The last two nights I’ve only gotten 4 and a half hours of sleep each. That is a long amount of time in comparison to most people that I’ve talked to. 2 or 3 hours is the norm. Last night my roommate got 30 minutes of sleep. I haven’t seen her yet today, so I don’t know how she’s doing.
As a result of collective sleep deprivation, everyone is down right loopy. My team teacher and I today got into a laughing fit about……. I don’t even remember. Something not at all funny.
In my last post I was having serious classroom management issues. So yesterday I just clearly outlined my expectations for behavior in the classroom. My kids always screw around in line, so I made them practice lining up during what was supposed to be my lesson on prefixes and suffixes. I told them we’d do it as long as it took. It took about 25 minutes. My teaching block is 40 minutes long. Combine that 25 minutes with a bathroom break and I’ve got 10 minutes of teaching time left. I realized there was no point in starting my lesson, so I just went through the rest of my expectations. When I am talking, you will be quiet. You will sit in active listening position. When I do the quiet coyote, you will all follow me in doing so. You will stop talking. You will be respectful. Going through that last part of the lecture ate up the rest of my 40 minutes.
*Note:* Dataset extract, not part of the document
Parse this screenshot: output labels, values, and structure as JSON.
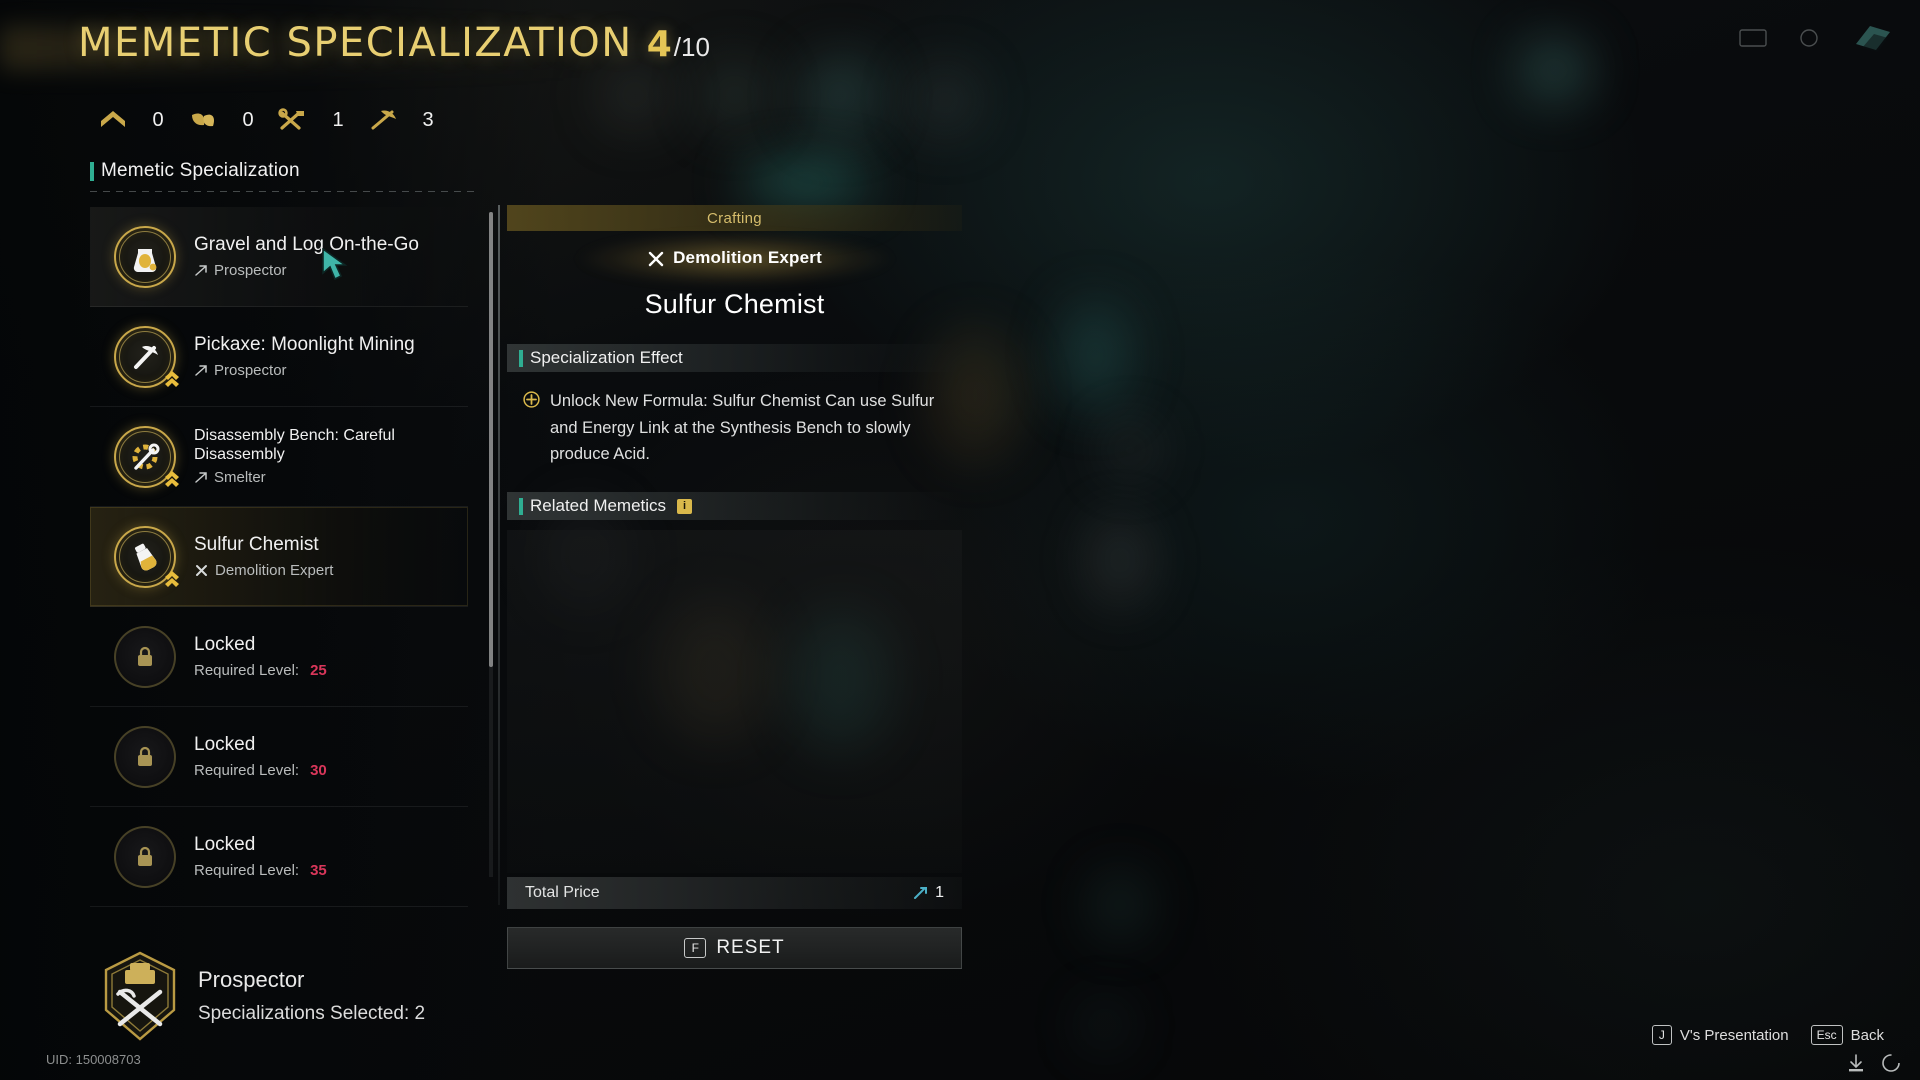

My behavior management investment really paid off. Today, when I actually taught prefixes and suffixes, I barely had to ask for quiet. My best technique so far is just stopping in the middle of a sentence when I hear kids talking and waiting. When I do that, R holds up the quiet coyote. He loves the quiet coyote. The kids at least seemed mildly interested in what I had to say. We’ll see if they could fill out their worksheets.
Today we began math-literacy hour. We split the class into small groups based on their diagnostic scores, and each teacher works with one group. On Tuesdays and Thursdays we do math and the other days we do literacy. I am working with the second lowest group for math and the second highest group for literacy.
I looked at the diagnostic scores for my math group and saw that they were having trouble with using the inverse operation to check their answers. So, if I add, then I should subtract to check my answers. I based my math mini lesson around this. It took them a few minutes of me explaining it to finally get it, but when they did, boy did they get excited. I was giving them practice problems and they just ate it up. One of the boys said, “Miss Bennett, can we do a hundred problems?” Of course, I had not prepared a hundred problems. But I did tell them that if they wanted, I could go home and find some worksheets for them to take home tomorrow. They were jumping with excitement. “Yes! Yes! Give us worksheets!” A put it very well when she said, “give us more practice so we can learn more!”
Ah, yes. That was a gratifying moment.